_What to do_. Images don't belong in the copy. Output the rest of the data exactly.

= = = =

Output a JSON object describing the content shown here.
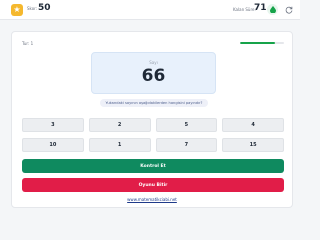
{
  "header": {
    "score_label": "Skor:",
    "score_value": "50",
    "level_label": "Kalan Süre:",
    "level_value": "71",
    "icons": [
      "star-icon",
      "drop-icon",
      "refresh-icon"
    ]
  },
  "game": {
    "time_label": "Tur: 1",
    "progress_fraction": 0.8,
    "sum_label": "Sayı",
    "target_number": "66",
    "question": "Yukarıdaki sayının aşağıdakilerden hangisini payındır?",
    "numbers": [
      "3",
      "2",
      "5",
      "4",
      "10",
      "1",
      "7",
      "15"
    ],
    "check_label": "Kontrol Et",
    "end_label": "Oyunu Bitir",
    "site_link": "www.matematikciabi.net"
  },
  "colors": {
    "accent_green": "#0f8a5f",
    "accent_red": "#e11d48",
    "star_yellow": "#f5b82e",
    "progress_green": "#16a34a"
  }
}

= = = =

_Response area_.
Output a JSON object describing the content shown here.
{
  "header": {
    "score_label": "Skor:",
    "score_value": "50",
    "level_label": "Kalan Süre:",
    "level_value": "71",
    "icons": [
      "star-icon",
      "drop-icon",
      "refresh-icon"
    ]
  },
  "game": {
    "time_label": "Tur: 1",
    "progress_fraction": 0.8,
    "sum_label": "Sayı",
    "target_number": "66",
    "question": "Yukarıdaki sayının aşağıdakilerden hangisini payındır?",
    "numbers": [
      "3",
      "2",
      "5",
      "4",
      "10",
      "1",
      "7",
      "15"
    ],
    "check_label": "Kontrol Et",
    "end_label": "Oyunu Bitir",
    "site_link": "www.matematikciabi.net"
  },
  "colors": {
    "accent_green": "#0f8a5f",
    "accent_red": "#e11d48",
    "star_yellow": "#f5b82e",
    "progress_green": "#16a34a"
  }
}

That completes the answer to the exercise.